Citation: Lin J-y, Xie C-l, Zhang S-f, Yuan W and Liu Z-G (2017) Current Experimental Studies of Gene Therapy in Parkinson's Disease. Front. Aging Neurosci. 9:126. doi: 10.3389/fnagi.2017.00126

Received: 31 October 2016; Accepted: 13 April 2017;
Published: 03 May 2017.

Edited by:

Oliver von Bohlen und Halbach, Universitätsmedizin Greifswald, Germany

Reviewed by:

Rongqiao He, Institute of Biophysics, Chinese Academy of Sciences (CAS), China
Lingyong Li, University of Texas MD Anderson Cancer Center, USA

Copyright © 2017 Lin, Xie, Zhang, Yuan and Liu. This is an open-access article distributed under the terms of the Creative Commons Attribution License (CC BY). The use, distribution or reproduction in other forums is permitted, provided the original author(s) or licensor are credited and that the original publication in this journal is cited, in accordance with accepted academic practice. No use, distribution or reproduction is permitted which does not comply with these terms.

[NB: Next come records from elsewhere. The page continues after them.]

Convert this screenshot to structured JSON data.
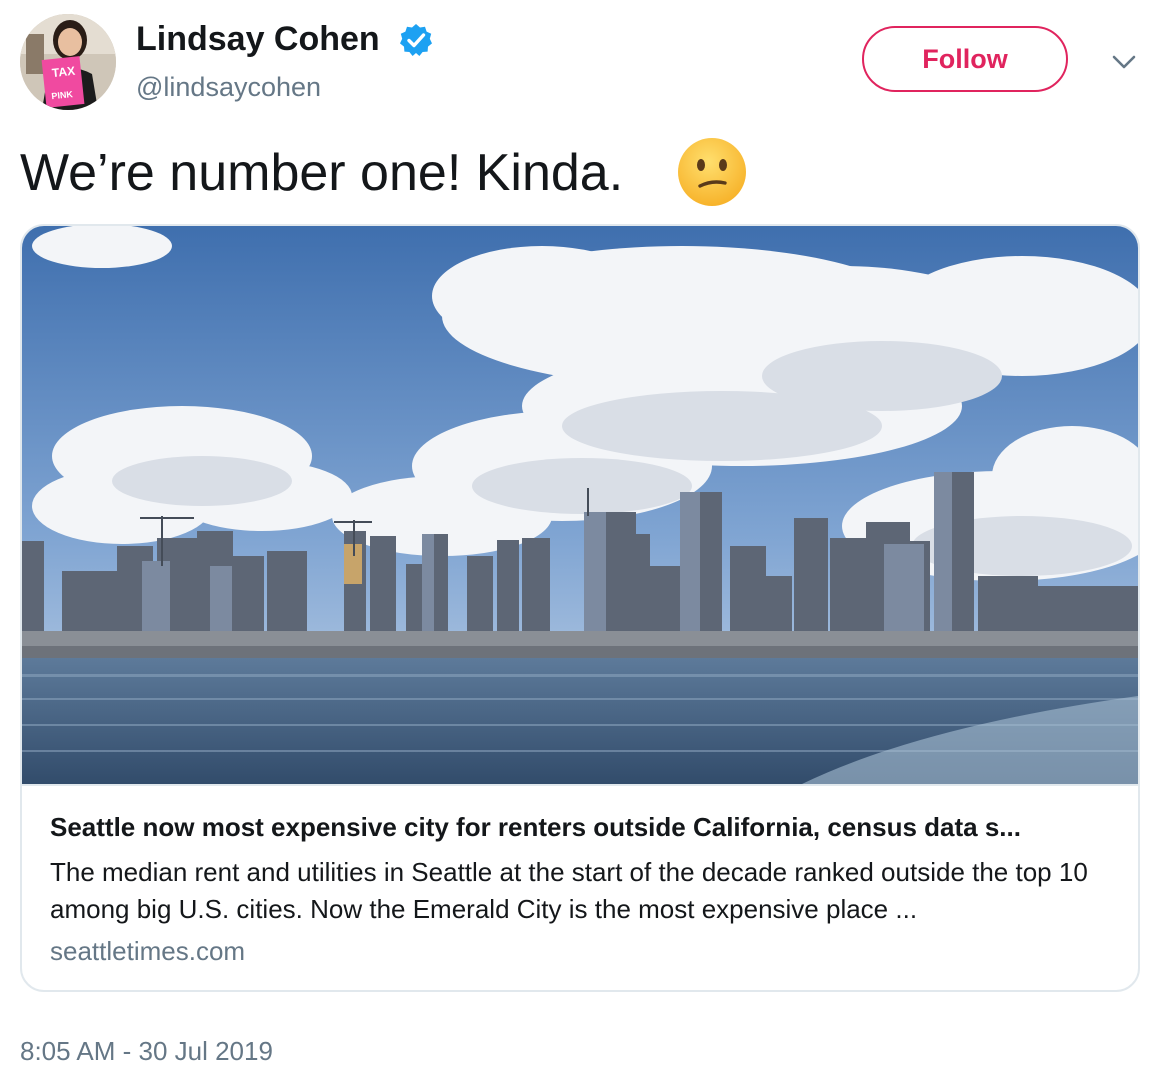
{
  "author": {
    "display_name": "Lindsay Cohen",
    "handle": "@lindsaycohen",
    "verified_icon": "verified-badge-icon",
    "avatar_sign_text": "PINK TAX"
  },
  "actions": {
    "follow_label": "Follow",
    "more_icon": "chevron-down-icon"
  },
  "tweet": {
    "text": "We’re number one! Kinda.",
    "emoji": "confused-face-icon",
    "timestamp": "8:05 AM - 30 Jul 2019"
  },
  "card": {
    "image": "seattle-skyline-photo",
    "title": "Seattle now most expensive city for renters outside California, census data s...",
    "description": "The median rent and utilities in Seattle at the start of the decade ranked outside the top 10 among big U.S. cities. Now the Emerald City is the most expensive place ...",
    "domain": "seattletimes.com"
  },
  "colors": {
    "follow_accent": "#e0245e",
    "verified_blue": "#1da1f2",
    "secondary_text": "#657786",
    "border": "#e1e8ed"
  }
}
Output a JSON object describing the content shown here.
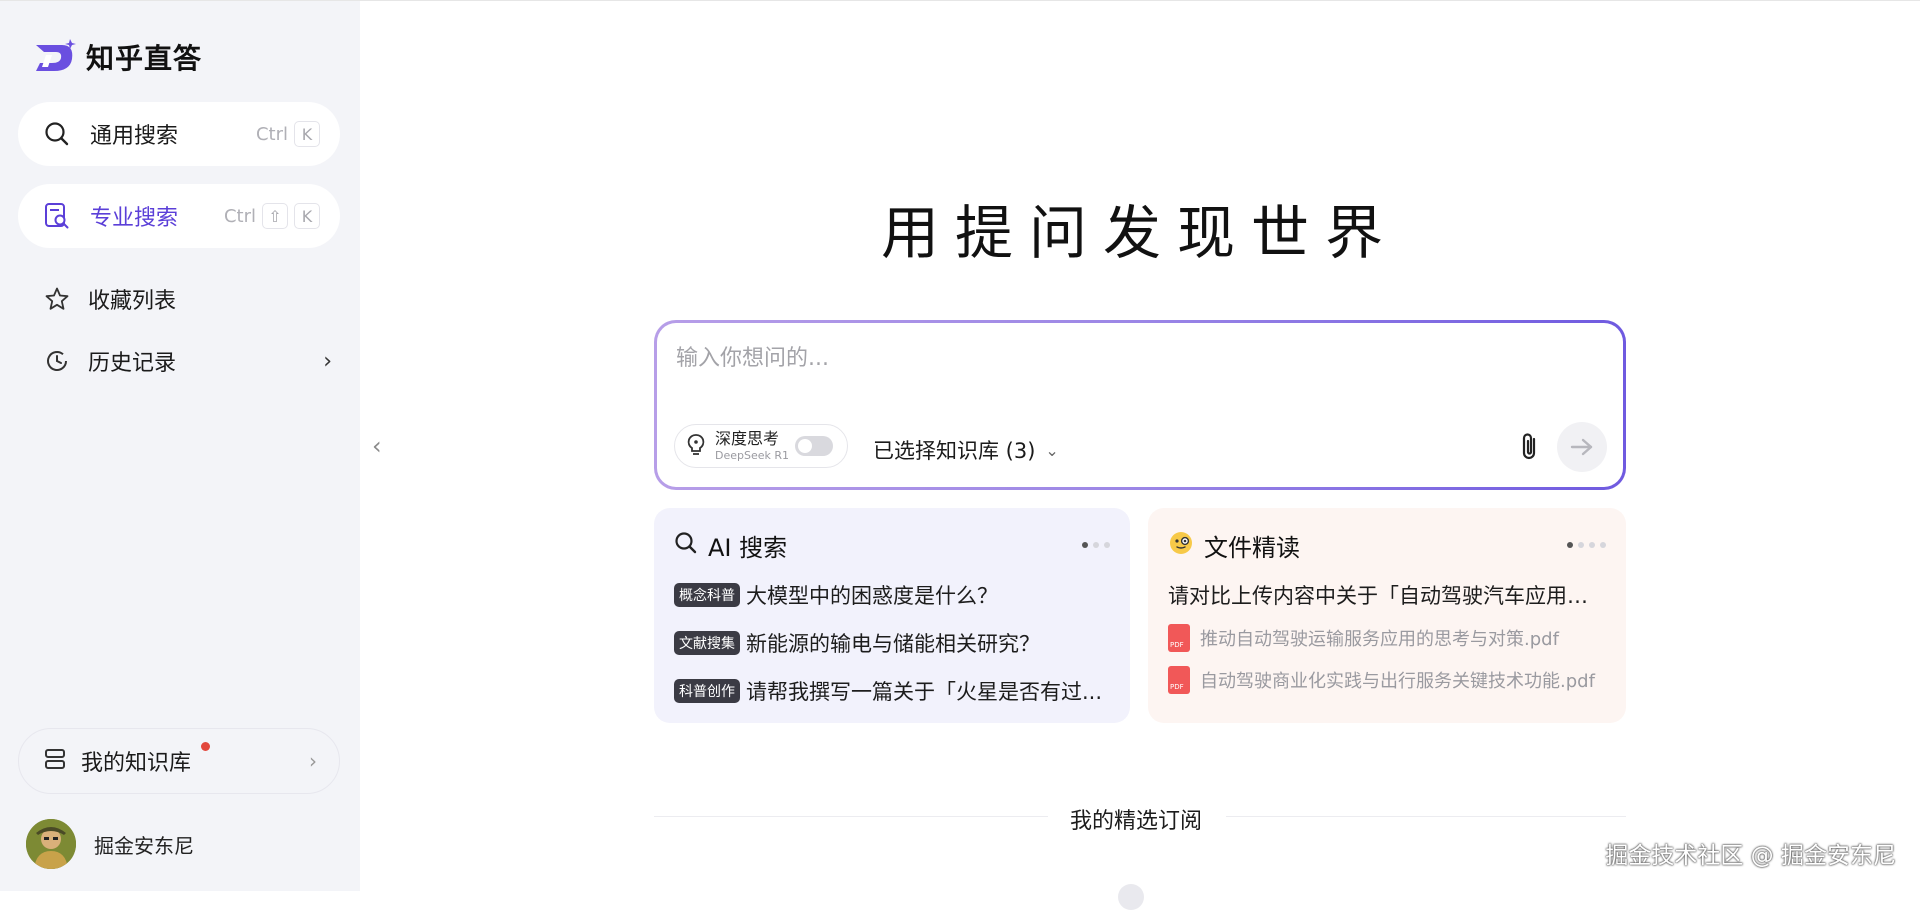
{
  "brand": {
    "name": "知乎直答",
    "accent": "#5b3fd8"
  },
  "sidebar": {
    "general_search": {
      "label": "通用搜索",
      "shortcut": [
        "Ctrl",
        "K"
      ]
    },
    "pro_search": {
      "label": "专业搜索",
      "shortcut": [
        "Ctrl",
        "⇧",
        "K"
      ]
    },
    "favorites": {
      "label": "收藏列表"
    },
    "history": {
      "label": "历史记录"
    },
    "knowledge_base": {
      "label": "我的知识库",
      "has_badge": true
    },
    "user": {
      "name": "掘金安东尼"
    }
  },
  "main": {
    "headline": "用提问发现世界",
    "input": {
      "placeholder": "输入你想问的...",
      "value": ""
    },
    "deep_think": {
      "title": "深度思考",
      "subtitle": "DeepSeek R1",
      "enabled": false
    },
    "kb_select": {
      "label": "已选择知识库 (3)"
    },
    "cards": {
      "ai_search": {
        "title": "AI 搜索",
        "items": [
          {
            "tag": "概念科普",
            "text": "大模型中的困惑度是什么？"
          },
          {
            "tag": "文献搜集",
            "text": "新能源的输电与储能相关研究？"
          },
          {
            "tag": "科普创作",
            "text": "请帮我撰写一篇关于「火星是否有过..."
          }
        ]
      },
      "doc_read": {
        "title": "文件精读",
        "question": "请对比上传内容中关于「自动驾驶汽车应用障...",
        "files": [
          "推动自动驾驶运输服务应用的思考与对策.pdf",
          "自动驾驶商业化实践与出行服务关键技术功能.pdf"
        ]
      }
    },
    "subscriptions_title": "我的精选订阅"
  },
  "watermark": "掘金技术社区 @ 掘金安东尼"
}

*Correspondence: Zhen-Guo Liu, zhenguoliu2004@aliyun.com
Weien Yuan, yuanweien@126.com